Series Editors: John Shovlin, Philip Stern (Duke University) and Carl Wennerlind (Barnard College, Columbia University)
This series seeks manuscripts exploring the many dimensions of early modern political economy, and especially the ways in which this period established both foundations for and alternatives to modern capitalist thought and practice. We welcome submissions that examine this history from a variety of perspectives—political, intellectual, cultural, economic, scientific, social, spatial, or others—and in contexts ranging from the local to the global. Potential themes include efforts to understand how natural philosophy and political economy were intertwined and how they shaped prevailing worldviews of both individual actors and states; the uneasy coexistence of liberty and coercion in labor, commodity, and financial markets; the tension between commercial activities, social virtues, and political stability; the interplay between commercial, military, and political power at home and overseas; the incongruity between ideal categories, such as free trade, and real world practices. While we will consider traditional monographs, our primary focus is on the publication of shorter interpretive and conceptual books (50-70,000 words). We believe that this format is ideal for the development of broad arguments and perspectives, providing authors with the opportunity to develop their ideas in a flexible and accessible format. We are also open to proposals for other forms of scholarship, both innovative and traditional, such as collaborative works, edited collections, and critical textual editions.

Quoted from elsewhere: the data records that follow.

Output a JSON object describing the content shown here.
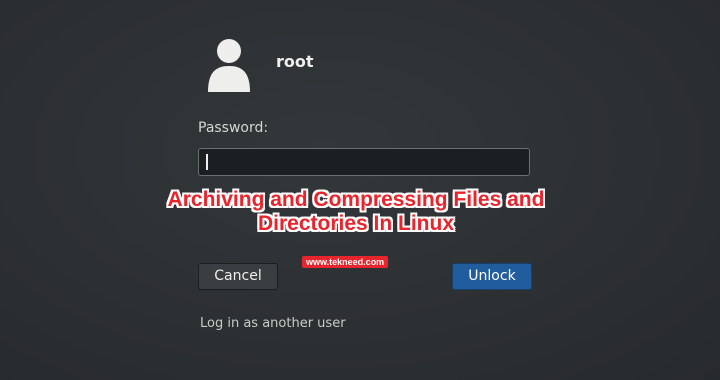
{
  "user": {
    "username": "root",
    "avatar_icon": "user-avatar-icon"
  },
  "password": {
    "label": "Password:",
    "value": ""
  },
  "buttons": {
    "cancel": "Cancel",
    "unlock": "Unlock"
  },
  "links": {
    "other_user": "Log in as another user"
  },
  "overlay": {
    "title_line1": "Archiving and Compressing Files and",
    "title_line2": "Directories In Linux",
    "site": "www.tekneed.com",
    "accent_color": "#e8242c"
  },
  "colors": {
    "unlock_button": "#215d9c",
    "background": "#2d3033"
  }
}
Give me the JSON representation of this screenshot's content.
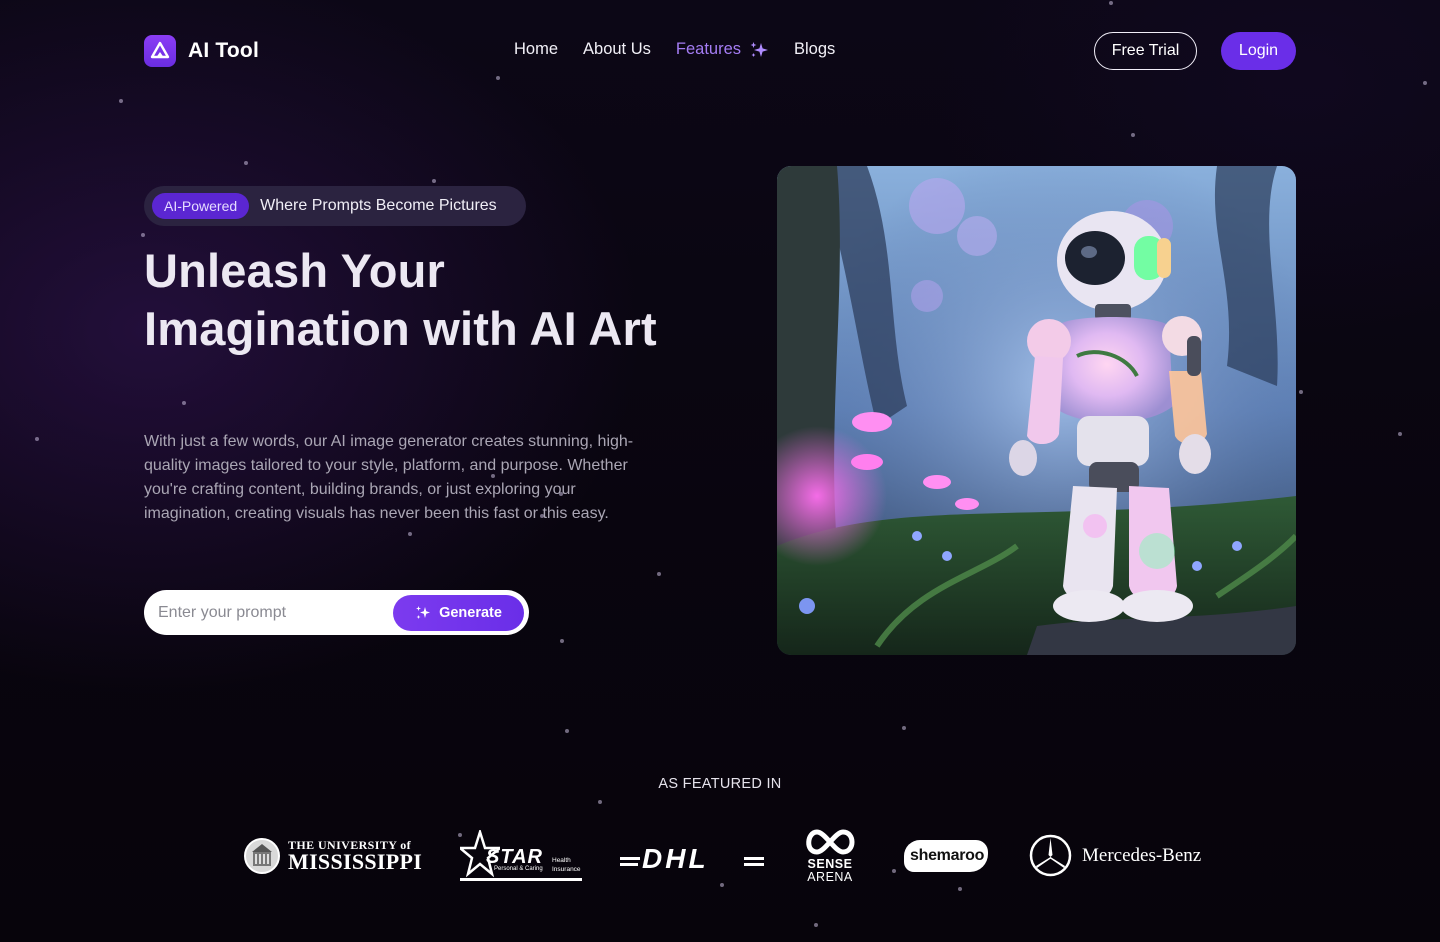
{
  "brand": {
    "name": "AI Tool",
    "accent": "#6a2ee8",
    "logo_icon": "brand-triangle-icon"
  },
  "nav": {
    "items": [
      {
        "label": "Home",
        "active": false
      },
      {
        "label": "About Us",
        "active": false
      },
      {
        "label": "Features",
        "active": true,
        "icon": "sparkle-icon"
      },
      {
        "label": "Blogs",
        "active": false
      }
    ]
  },
  "header": {
    "free_trial_label": "Free Trial",
    "login_label": "Login"
  },
  "hero": {
    "badge": "AI-Powered",
    "tagline": "Where Prompts Become Pictures",
    "headline": "Unleash Your Imagination with AI Art",
    "description": "With just a few words, our AI image generator creates stunning, high-quality images tailored to your style, platform, and purpose. Whether you're crafting content, building brands, or just exploring your imagination, creating visuals has never been this fast or this easy.",
    "prompt_placeholder": "Enter your prompt",
    "generate_label": "Generate",
    "image_subject": "robot-in-enchanted-forest"
  },
  "featured": {
    "label": "AS FEATURED IN",
    "logos": [
      {
        "name": "University of Mississippi",
        "line1": "THE UNIVERSITY of",
        "line2": "MISSISSIPPI"
      },
      {
        "name": "Star Health Insurance",
        "word": "STAR",
        "sub": "Personal & Caring",
        "side1": "Health",
        "side2": "Insurance"
      },
      {
        "name": "DHL",
        "word": "DHL"
      },
      {
        "name": "Sense Arena",
        "line1": "SENSE",
        "line2": "ARENA"
      },
      {
        "name": "Shemaroo",
        "word": "shemaroo"
      },
      {
        "name": "Mercedes-Benz",
        "word": "Mercedes-Benz"
      }
    ]
  }
}
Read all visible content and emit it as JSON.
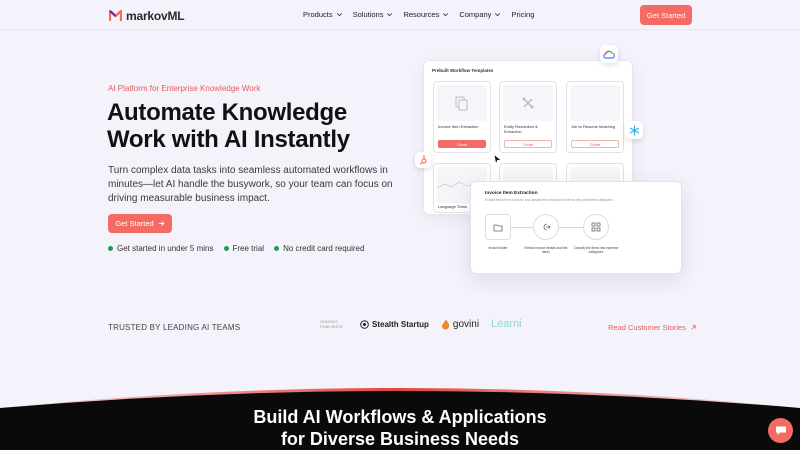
{
  "brand": {
    "name": "markovML",
    "accent": "#f36b63"
  },
  "nav": {
    "items": [
      {
        "label": "Products",
        "dropdown": true
      },
      {
        "label": "Solutions",
        "dropdown": true
      },
      {
        "label": "Resources",
        "dropdown": true
      },
      {
        "label": "Company",
        "dropdown": true
      },
      {
        "label": "Pricing",
        "dropdown": false
      }
    ],
    "cta_label": "Get Started"
  },
  "hero": {
    "eyebrow": "AI Platform for Enterprise Knowledge Work",
    "headline": "Automate Knowledge Work with AI Instantly",
    "subheadline": "Turn complex data tasks into seamless automated workflows in minutes—let AI handle the busywork, so your team can focus on driving measurable business impact.",
    "cta_label": "Get Started",
    "checks": [
      "Get started in under 5 mins",
      "Free trial",
      "No credit card required"
    ]
  },
  "templates_panel": {
    "title": "Prebuilt Workflow Templates",
    "cards": [
      {
        "label": "Invoice Item Extraction",
        "clone": "Clone"
      },
      {
        "label": "Entity Resolution & Extraction",
        "clone": "Clone"
      },
      {
        "label": "Job to Resume Matching",
        "clone": "Clone"
      },
      {
        "label": "Language Trans",
        "clone": ""
      }
    ]
  },
  "workflow_detail": {
    "title": "Invoice Item Extraction",
    "description": "Extract items from invoices, and classify the extracted line items into predefined categories",
    "nodes": [
      {
        "label": "Invoice folder"
      },
      {
        "label": "Extract invoice details and line items"
      },
      {
        "label": "Classify line items into expense categories"
      }
    ]
  },
  "trusted": {
    "label": "TRUSTED BY LEADING AI TEAMS",
    "logos": [
      "LEADING PUBLISHER",
      "Stealth Startup",
      "govini",
      "Learni"
    ],
    "stories_link": "Read Customer Stories"
  },
  "section2": {
    "title_line1": "Build AI Workflows & Applications",
    "title_line2": "for Diverse Business Needs"
  },
  "icons": {
    "chevron": "chevron-down-icon",
    "arrow": "arrow-right-icon",
    "chat": "chat-bubble-icon"
  }
}
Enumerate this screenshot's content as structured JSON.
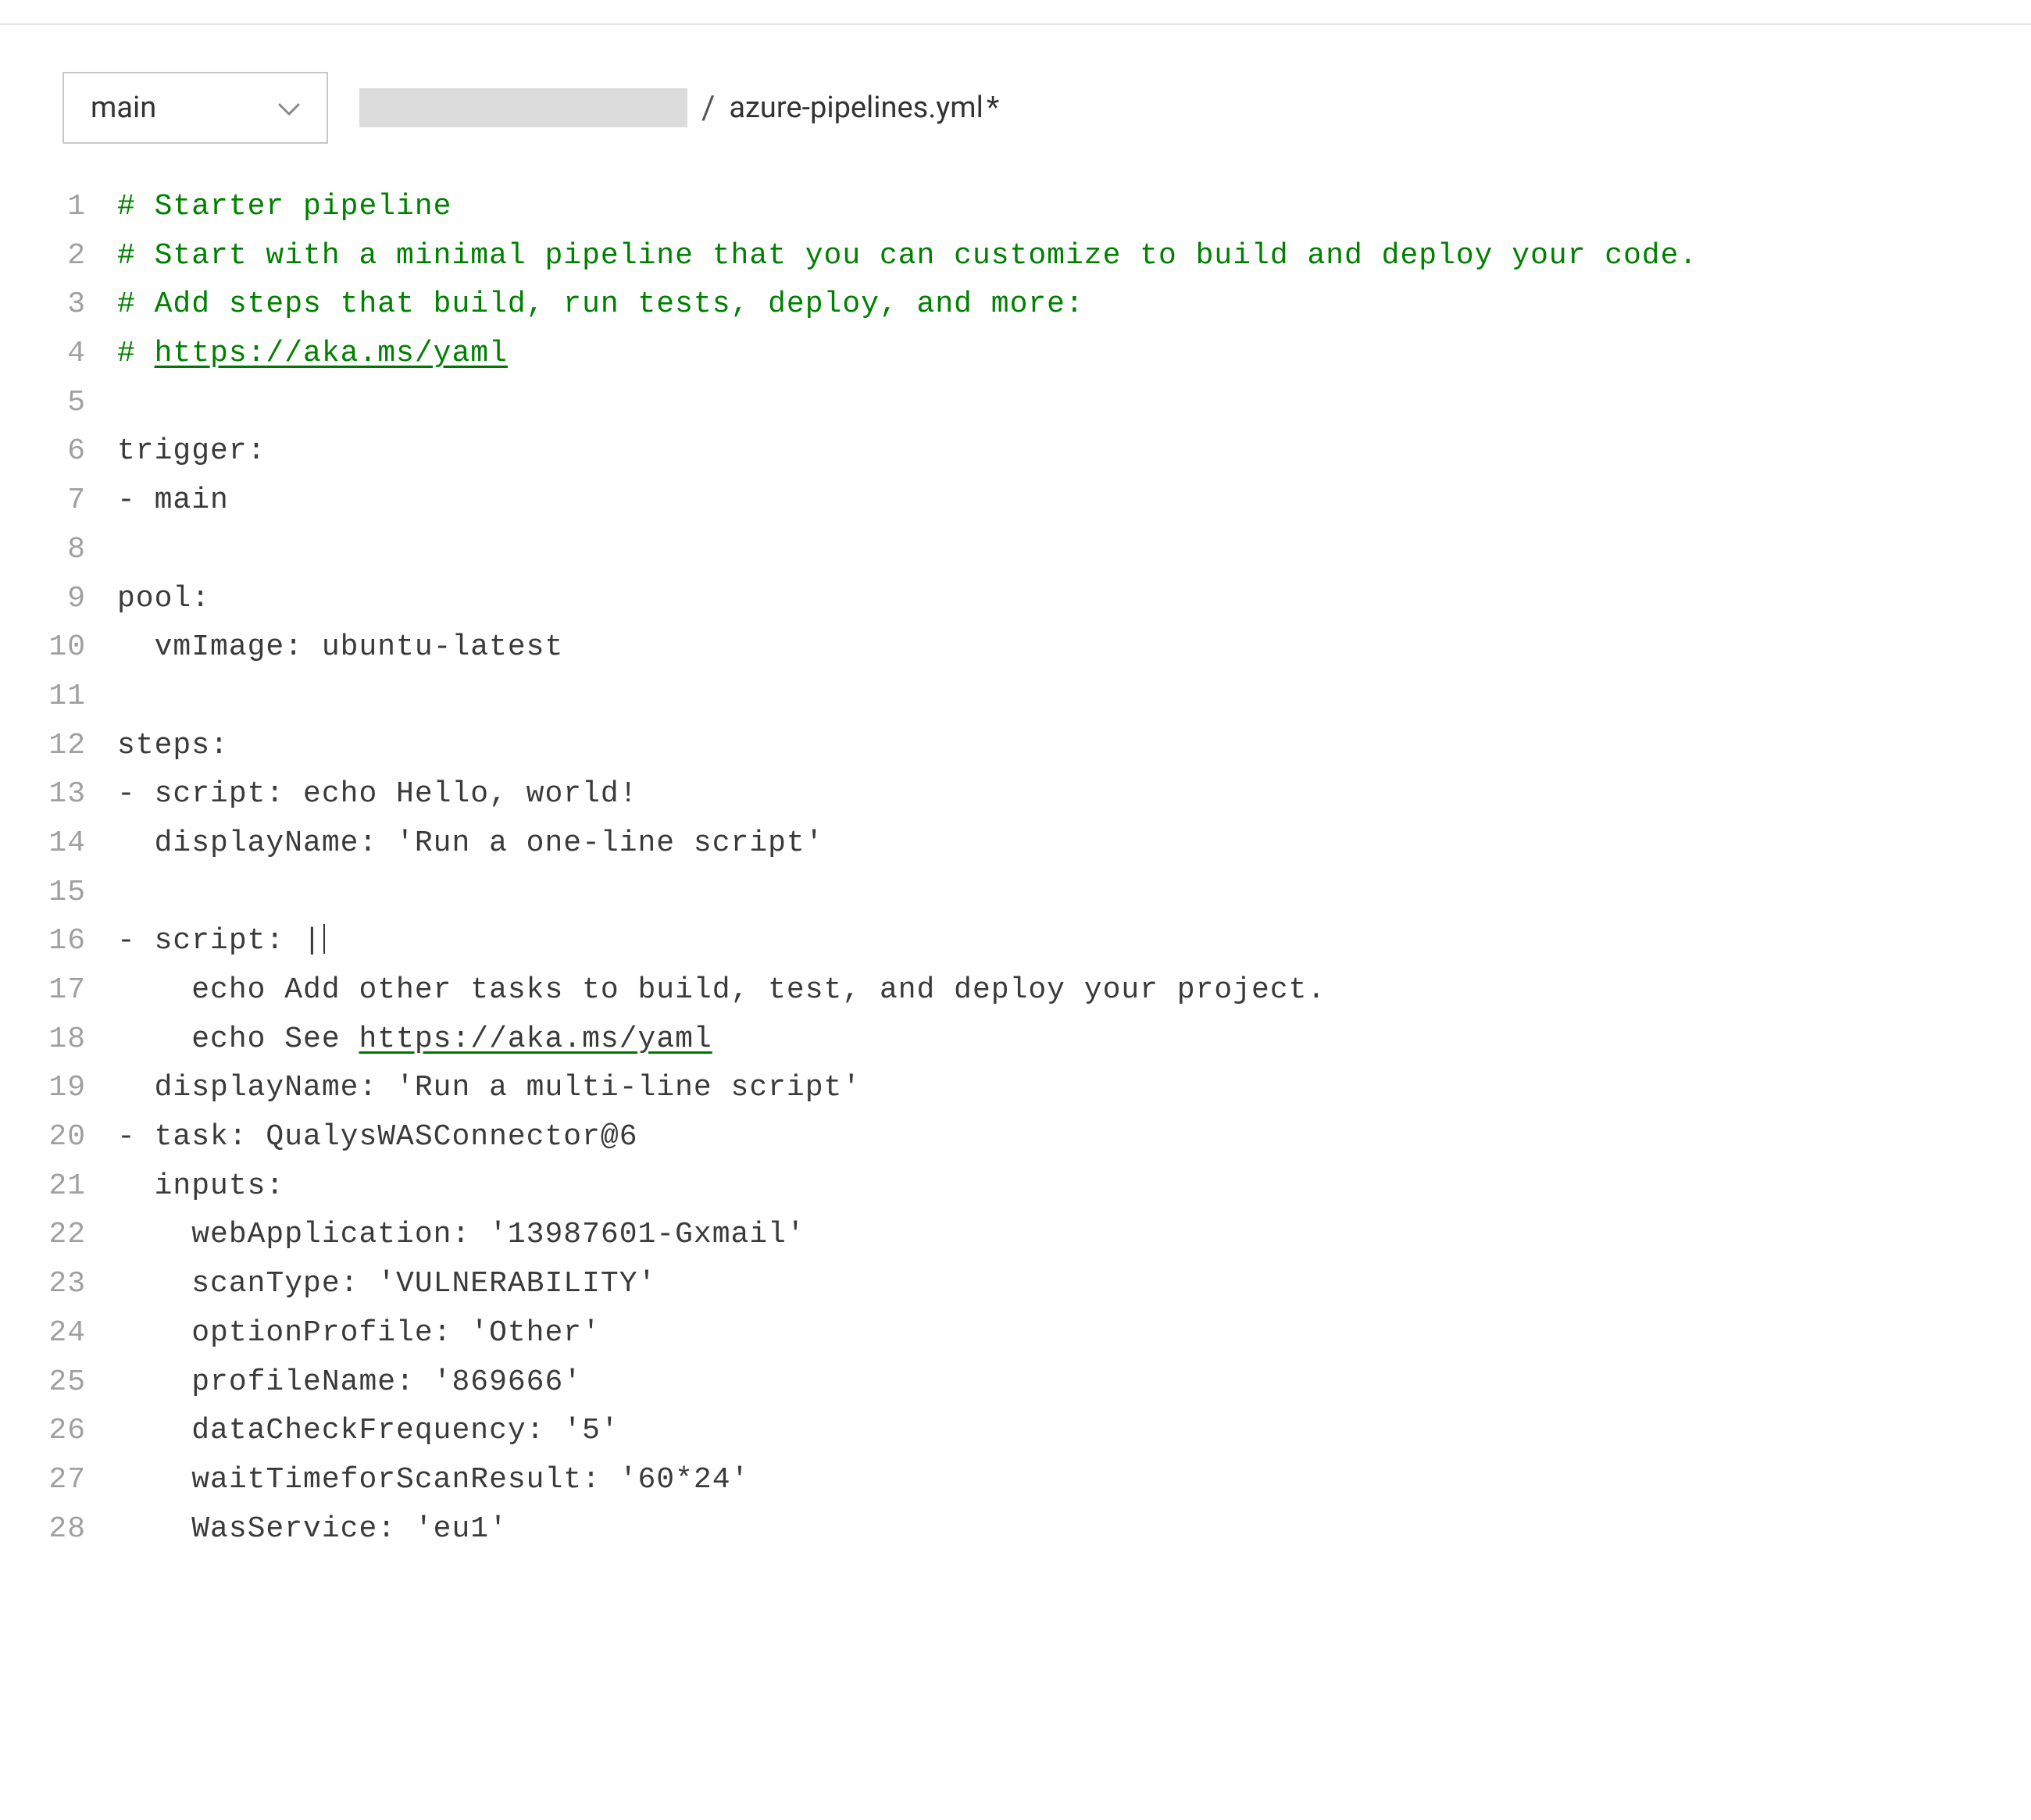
{
  "toolbar": {
    "branch": "main",
    "breadcrumb_separator": "/",
    "breadcrumb_file": "azure-pipelines.yml",
    "dirty_indicator": "*"
  },
  "editor": {
    "lines": [
      {
        "num": 1,
        "text": "# Starter pipeline",
        "comment": true
      },
      {
        "num": 2,
        "text": "# Start with a minimal pipeline that you can customize to build and deploy your code.",
        "comment": true
      },
      {
        "num": 3,
        "text": "# Add steps that build, run tests, deploy, and more:",
        "comment": true
      },
      {
        "num": 4,
        "text_pre": "# ",
        "link": "https://aka.ms/yaml",
        "comment": true
      },
      {
        "num": 5,
        "text": ""
      },
      {
        "num": 6,
        "text": "trigger:"
      },
      {
        "num": 7,
        "text": "- main"
      },
      {
        "num": 8,
        "text": ""
      },
      {
        "num": 9,
        "text": "pool:"
      },
      {
        "num": 10,
        "text": "  vmImage: ubuntu-latest"
      },
      {
        "num": 11,
        "text": ""
      },
      {
        "num": 12,
        "text": "steps:"
      },
      {
        "num": 13,
        "text": "- script: echo Hello, world!"
      },
      {
        "num": 14,
        "text": "  displayName: 'Run a one-line script'"
      },
      {
        "num": 15,
        "text": ""
      },
      {
        "num": 16,
        "text": "- script: |",
        "cursor_after": false
      },
      {
        "num": 17,
        "text": "    echo Add other tasks to build, test, and deploy your project."
      },
      {
        "num": 18,
        "text_pre": "    echo See ",
        "link": "https://aka.ms/yaml"
      },
      {
        "num": 19,
        "text": "  displayName: 'Run a multi-line script'"
      },
      {
        "num": 20,
        "text": "- task: QualysWASConnector@6"
      },
      {
        "num": 21,
        "text": "  inputs:"
      },
      {
        "num": 22,
        "text": "    webApplication: '13987601-Gxmail'"
      },
      {
        "num": 23,
        "text": "    scanType: 'VULNERABILITY'"
      },
      {
        "num": 24,
        "text": "    optionProfile: 'Other'"
      },
      {
        "num": 25,
        "text": "    profileName: '869666'"
      },
      {
        "num": 26,
        "text": "    dataCheckFrequency: '5'"
      },
      {
        "num": 27,
        "text": "    waitTimeforScanResult: '60*24'"
      },
      {
        "num": 28,
        "text": "    WasService: 'eu1'"
      }
    ]
  }
}
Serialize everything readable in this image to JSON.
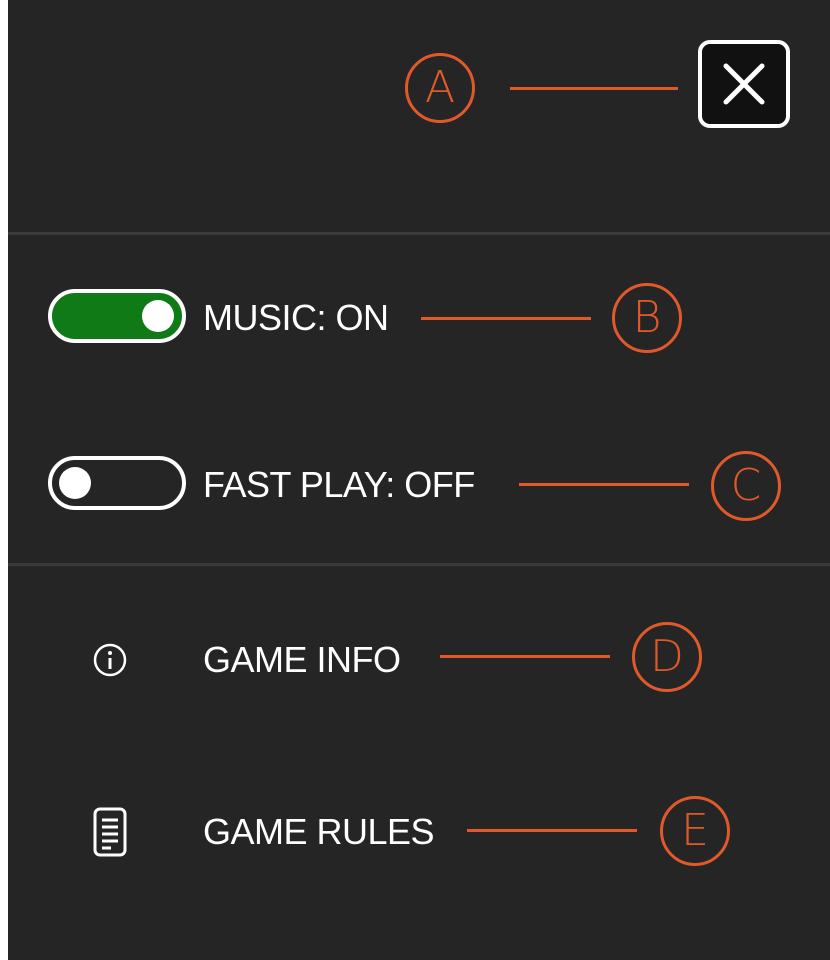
{
  "settings": {
    "close_label": "Close",
    "music": {
      "label": "MUSIC: ON",
      "on": true,
      "track_color": "#0f7a16"
    },
    "fast_play": {
      "label": "FAST PLAY: OFF",
      "on": false,
      "track_color": "#252525"
    }
  },
  "menu": {
    "game_info": {
      "label": "GAME INFO",
      "icon": "info-icon"
    },
    "game_rules": {
      "label": "GAME RULES",
      "icon": "document-icon"
    }
  },
  "callouts": [
    "A",
    "B",
    "C",
    "D",
    "E"
  ],
  "colors": {
    "background": "#252525",
    "accent": "#e0592a",
    "toggle_on": "#0f7a16",
    "text": "#ffffff"
  }
}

Authors interested in submitting a proposal, please feel free to contact any of the series editors.
Commercial Cosmopolitanism? Cross-Cultural Objects, Spaces, and Institutions in the Early Modern World
By Andrew McDiarmid
July 14, 2023
The years 1690–1727 represented a period of significant change for Scotland. It was a time of grand colonial endeavours and financial innovation, punctuated by bouts of economic turmoil and constitutional and political uncertainty. The infamous Darien Scheme, the establishment of the Bank of ...
By Corey Tazzara
June 23, 2023
The Florentine traveler, merchant, and academician Filippo Sassetti was one of the premier economic thinkers of the late Renaissance. Well known for his ethnographic observations, Sassetti was also a commercial writer of the highest caliber—at once an original thinker and a remarkable witness to ...
By Felicia Gottmann
September 26, 2022
This book showcases the wide variety of commercial cosmopolitan practices that arose from the global economic entanglements of the early modern period. Cosmopolitanism is not only a philosophical ideal: for many centuries it has also been an everyday practice across the globe. The early modern era ...
By Christine Zabel
September 26, 2022
This volume historicizes the use of the notion of self-interest that at least since Bernard de Mandeville and Adam Smith’s theories is considered a central component of economic theory. Having in the twentieth century become one of the key-features of rational choice models, and thus is seen as an ...
By Adriana Luna-Fabritius, Ere Nokkala, Marten Seppel, Keith Tribe
August 26, 2022
This collection of essays re-examines ideas of change and movements for change in early modern Europe without presuming that "progressive" change was the outcome of "reforms". "Reform" today implies rational, incremental change to public institutions and procedures. "Improvement" has a more ...
By Timothy Alborn
May 06, 2022
This volume uses the extreme case of misers to examine interlocking categories that undergirded the emergence of modern British society, including new perspectives on charity, morality, and marriage; new representations of passion and sympathy; and new modes of saving, spending, and investment. ...